What the Manolo Is…

Manolo says, it is late on Tuesday and thus time to see what the Manolo is…

Reading…

Watching…

Listening to…

It had been many years since the Manolo last saw Gone with the Wind, and on viewing it again the other evening, what struck the Manolo most forcefully was how it was both exceedingly melodramatic and yet completely engaging.

By rights, this movie should be considered laughable, with each overly dramatic and manipulative incident following so closely on the heels of the previous one.

But it is not.

Instead, one is irrevocably sucked into the compelling and bizarre world of Scarlet O’Hara where up is down, and down is fiddle-di-dee! You weep real tears at the death of Bonny Blue, gasp at the revelation that Captain Butler has shot the pony and locked himself into the nursery with the corpse, and three minutes later are weeping again as Melanie collapses and dies.

How is this level of emotional engagement in something so obviously contrived even possible?

The Manolo admits to having no clue.

10 Responses to “What the Manolo Is…”

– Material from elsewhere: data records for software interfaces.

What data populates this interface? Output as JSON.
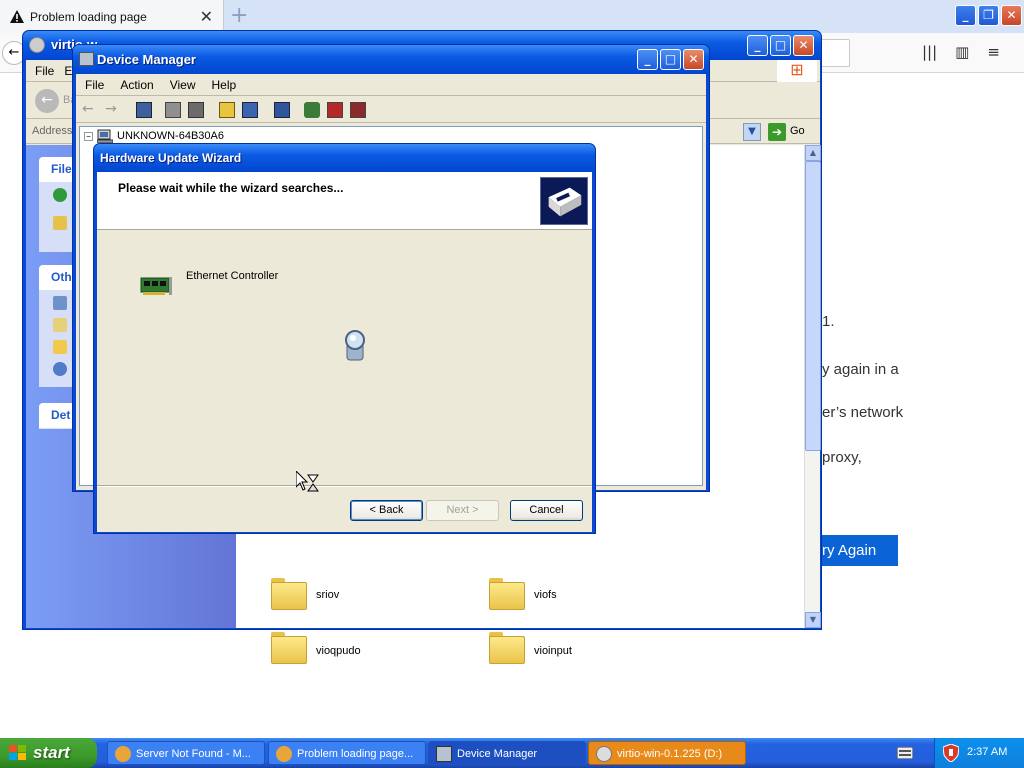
{
  "firefox": {
    "tab_title": "Problem loading page",
    "new_tab_glyph": "+",
    "close_glyph": "✕",
    "error_lines": [
      "1.",
      "y again in a",
      "er’s network",
      "proxy,"
    ],
    "try_again_label": "ry Again"
  },
  "explorer": {
    "title": "virtio-win-0.1.225 (D:)",
    "title_visible": "virtio-w",
    "menu": [
      "File",
      "E"
    ],
    "back_label": "Ba",
    "address_label": "Address",
    "go_label": "Go",
    "task_boxes": [
      {
        "header": "File"
      },
      {
        "header": "Oth"
      },
      {
        "header": "Det"
      }
    ],
    "folders": [
      {
        "name": "sriov"
      },
      {
        "name": "viofs"
      },
      {
        "name": "vioqpudo"
      },
      {
        "name": "vioinput"
      }
    ]
  },
  "device_manager": {
    "title": "Device Manager",
    "menu": [
      "File",
      "Action",
      "View",
      "Help"
    ],
    "tree_root": "UNKNOWN-64B30A6"
  },
  "wizard": {
    "title": "Hardware Update Wizard",
    "heading": "Please wait while the wizard searches...",
    "device_name": "Ethernet Controller",
    "back_label": "< Back",
    "next_label": "Next >",
    "cancel_label": "Cancel"
  },
  "taskbar": {
    "start_label": "start",
    "items": [
      {
        "label": "Server Not Found - M..."
      },
      {
        "label": "Problem loading page..."
      },
      {
        "label": "Device Manager"
      },
      {
        "label": "virtio-win-0.1.225 (D:)"
      }
    ],
    "clock": "2:37 AM"
  },
  "colors": {
    "xp_title_blue": "#0a5ae3",
    "firefox_button_blue": "#0a64d6",
    "start_green": "#3c9a2b"
  }
}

  1. Saumaya February 27, 2008 at 2:18 am #

    I love the dress Scarlett O’Hara whips out from the green drapes

  2. La Petite Acadienne February 27, 2008 at 8:28 am #

    I love the homage that the great Carol Burnett did of Scarlett O’Hara’s whipping up of that dress from the green drapes.

  3. Irene Done February 27, 2008 at 9:18 am #

    It’s funny. From the first sentence of the book, we know that Scarlett is not pretty. But if a less-than-pretty actress had played that role, it would have ruined the movie. I think Vivien Leigh’s cute, subtly expressively little face goes a long way to making us love that character even as she does terrible things.

  4. salemwench February 27, 2008 at 10:09 am #

    I completely agree, so very melodramatic but it works!

  5. Glinda February 27, 2008 at 12:20 pm #

    I love Goldfrapp! They trip me out sometimes, but I love them anyway.

  6. Poochie February 27, 2008 at 1:02 pm #

    I think it is because underneath you know they (Scarlett and Rhett) are both so vulnerable and need/crave the love the other could give. But they just can’t bring themselves to admit it or ask for it. Rhett gets close once but Scarlett has made herself all hard to him to protect herself. They never get on the same page.

    Luv
    Poochie

  7. Cherie February 27, 2008 at 4:37 pm #

    I so agree, it is so contrived, and yes I cried and still do! Somehow, though, my husband is immune to the emotional tugging and sees only the contrived melodrama. Oh well, he actually watches “What Not to Wear” with me, and all those decorating shows!

  8. oakling February 27, 2008 at 4:55 pm #

    I think it’s like “trashy” books – sometimes we enjoy being emotionally manipulated, if it’s done well! Like the Greeks with their cathartic plays.

  9. Ami Addison February 28, 2008 at 12:48 am #

    I love the book so much that I can’t help but feel the movie is a cheap imitation. The characters in the book are so much more complex and passionate–and a lot more juicy stuff happens (in the book, Scarlett has three children–one from each husband).

    That being said, every once in a while I get a hankering to see this flick and I do enjoy it for what it is–Good Old Fashioned Hollywood.

  10. Running With Heels February 28, 2008 at 2:18 pm #

    wait until my sister hears that the manolo listens to Goldfrapp…she will have your respect in an instant and never leave your site!